27 Apr 2014 13:20pm
WINDHOEK, 27 APR (NAMPA) African employers are concerned about the loss of lives when Africans seeking a better life in Europe perish at sea.
With all the opportunities Africa has, it pains employers to watch tragedies frequently occur when migrants' ships capsize in the sea, killing young Africans who are trying to get opportunities in Europe, Jacqueline Mugo, the Secretary-General of Business Africa, said during the opening of the Labour Ministers meeting of the Special Session of the African Union Labour and Social Affairs Commission in Windhoek on Friday.
Agence France-Presse (AFP) recently reported that immigration charities estimate that between 17 000 and 20 000 migrants have died at sea while trying to reach Europe in the past 20 years.
Facing unrest, economic hardship and persecution in Africa, many of the migrants attempt to reach places such as Lampedusa in Italy, which is situated some 113 kilometres from northern Africa, with many losing their lives in the process.

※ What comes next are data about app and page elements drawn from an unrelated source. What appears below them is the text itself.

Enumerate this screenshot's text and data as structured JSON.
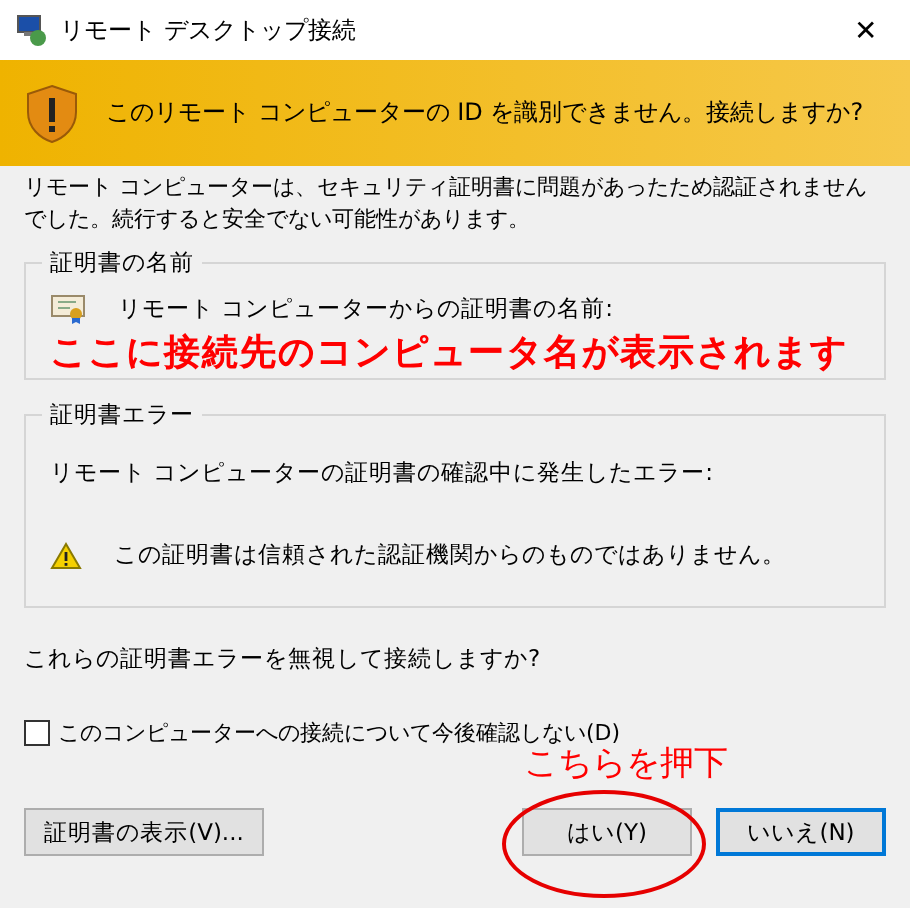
{
  "window": {
    "title": "リモート デスクトップ接続",
    "close": "✕"
  },
  "banner": {
    "message": "このリモート コンピューターの ID を識別できません。接続しますか?"
  },
  "description": "リモート コンピューターは、セキュリティ証明書に問題があったため認証されませんでした。続行すると安全でない可能性があります。",
  "certificate_name_group": {
    "title": "証明書の名前",
    "label": "リモート コンピューターからの証明書の名前:"
  },
  "certificate_error_group": {
    "title": "証明書エラー",
    "intro": "リモート コンピューターの証明書の確認中に発生したエラー:",
    "errors": [
      {
        "text": "この証明書は信頼された認証機関からのものではありません。"
      }
    ]
  },
  "question": "これらの証明書エラーを無視して接続しますか?",
  "checkbox": {
    "label": "このコンピューターへの接続について今後確認しない(D)",
    "checked": false
  },
  "buttons": [
    {
      "label": "証明書の表示(V)...",
      "focused": false
    },
    {
      "label": "はい(Y)",
      "focused": false
    },
    {
      "label": "いいえ(N)",
      "focused": true
    }
  ],
  "annotations": [
    {
      "kind": "note",
      "text": "ここに接続先のコンピュータ名が表示されます"
    },
    {
      "kind": "callout",
      "text": "こちらを押下"
    }
  ]
}
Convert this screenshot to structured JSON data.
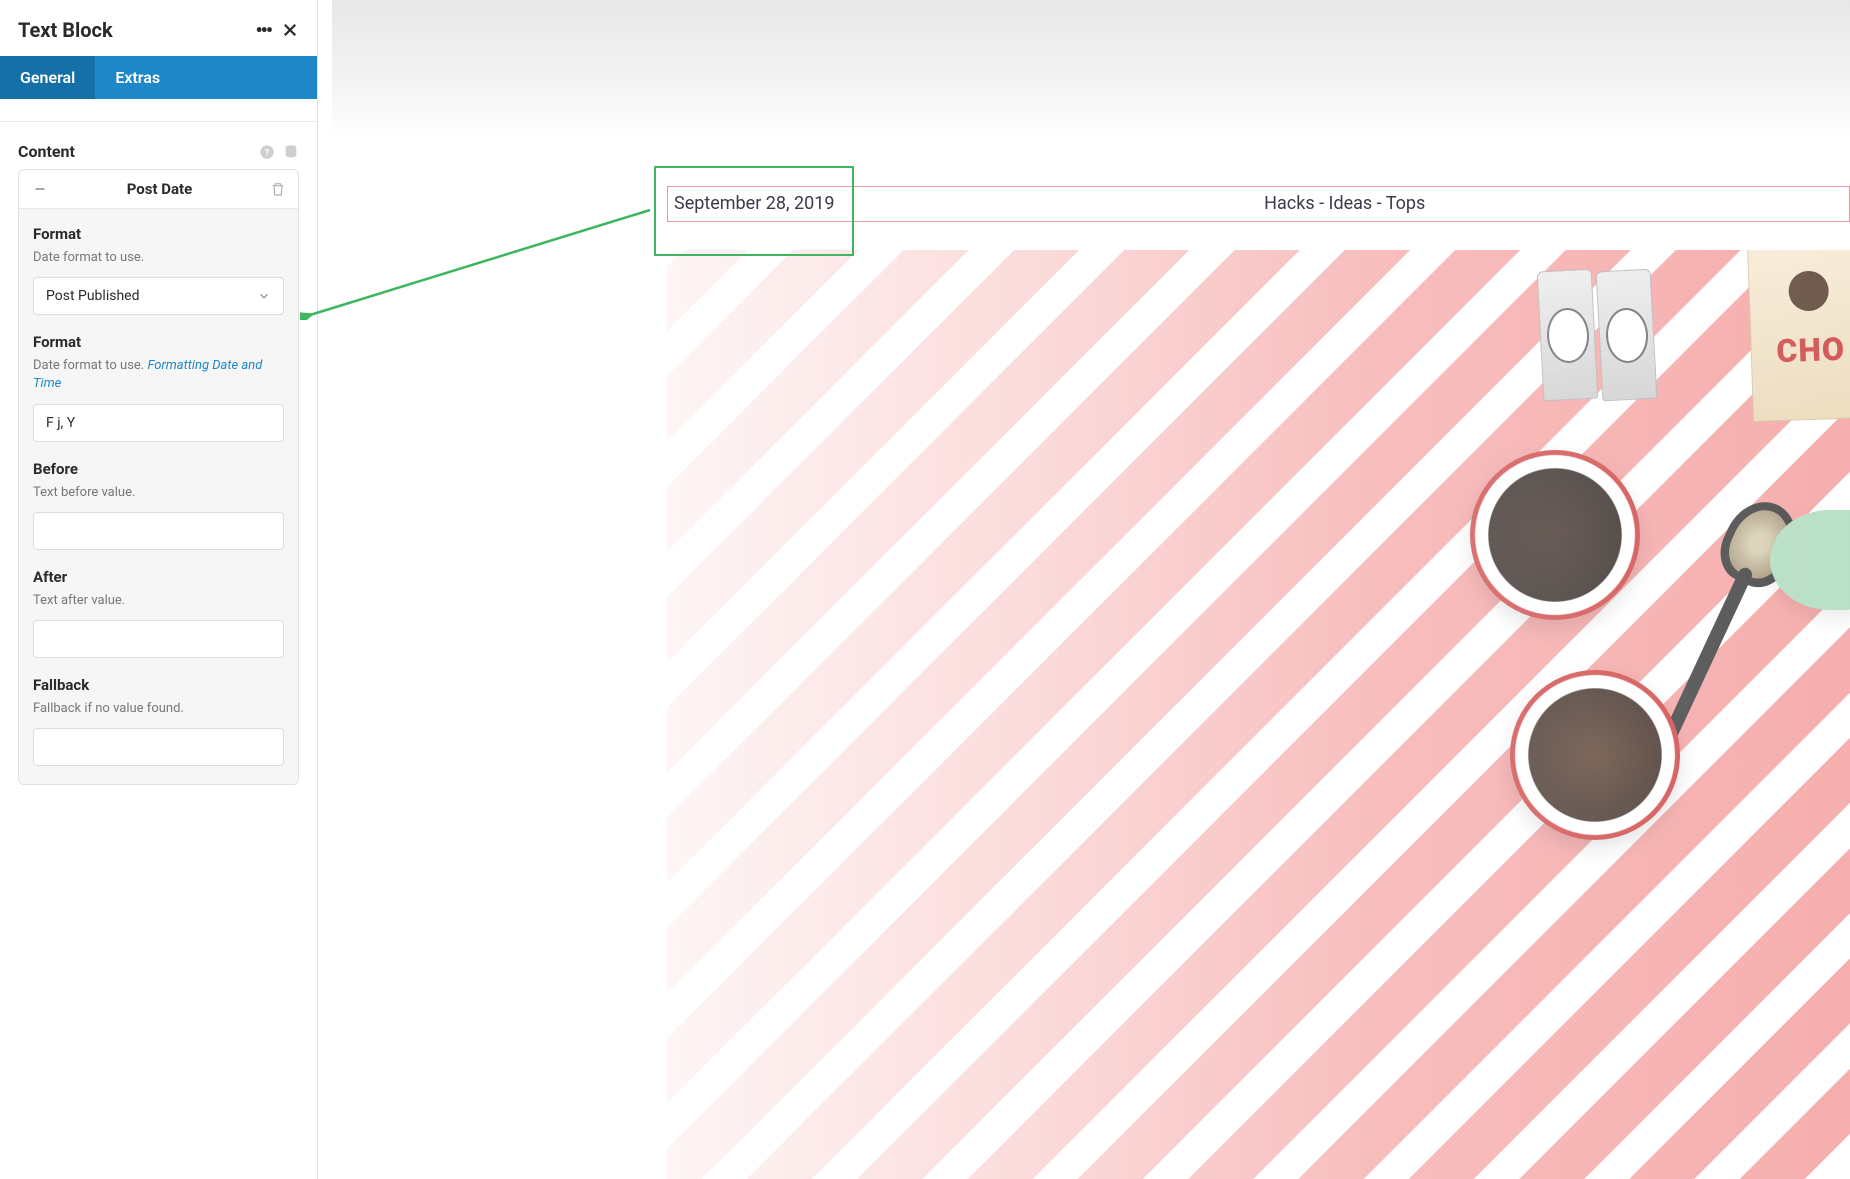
{
  "sidebar": {
    "title": "Text Block",
    "tabs": {
      "general": "General",
      "extras": "Extras"
    },
    "section": {
      "title": "Content"
    },
    "card": {
      "title": "Post Date",
      "fields": {
        "format1": {
          "label": "Format",
          "desc": "Date format to use.",
          "value": "Post Published"
        },
        "format2": {
          "label": "Format",
          "desc_prefix": "Date format to use. ",
          "desc_link": "Formatting Date and Time",
          "value": "F j, Y"
        },
        "before": {
          "label": "Before",
          "desc": "Text before value.",
          "value": ""
        },
        "after": {
          "label": "After",
          "desc": "Text after value.",
          "value": ""
        },
        "fallback": {
          "label": "Fallback",
          "desc": "Fallback if no value found.",
          "value": ""
        }
      }
    }
  },
  "preview": {
    "post_date": "September 28, 2019",
    "post_categories": "Hacks - Ideas - Tops",
    "choc_text": "CHO"
  }
}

African employers do not wish to be the voice of criticism of what is going wrong in our continent. We instead want to be seen as the voice of hope for Africa, making concrete proposals for change and maximising on opportunities that are abundant, Mugo said.
She noted that the continent has 52 per cent of the world's arable land, and yet the continent is still importing food.
We have a relatively young population when other continents such as Europe are faced with an aging population. We have plenty of untapped mineral resources, we have abundant opportunities to produce renewable energy such as wind and solar. With all these opportunities it pains us to watch young Africans perish at sea, she said.
The Labour Ministers' meeting follows a three-day special session of the Labour and Social Affairs Commission (LASC) of the AU which brought together approximately 400 delegates from 54 AU member states.
The LASC meeting was organised by the AU commission and the government of Namibia in partnership with the International Labour Organisation (ILO).
The meeting was also set to adopt a Revised Policy Framework for the next decade on labour, employment and social protection and discuss modalities for preparation of the AU Extra-ordinary Summit in September 2014.
Participants of the special session also include the regional economic communities, the Pan-African Parliament, AUs Economic, Social and Cultural Council, New Partnership for Africa's Development (Nepad) Planning and Coordinating Agency (NPCA), international partners, non-governmental organisations, civil society organisations and faith-based organisations.
The ministers' meeting, which was officially opened by President Hifikepunye Pohamba, ended on Friday.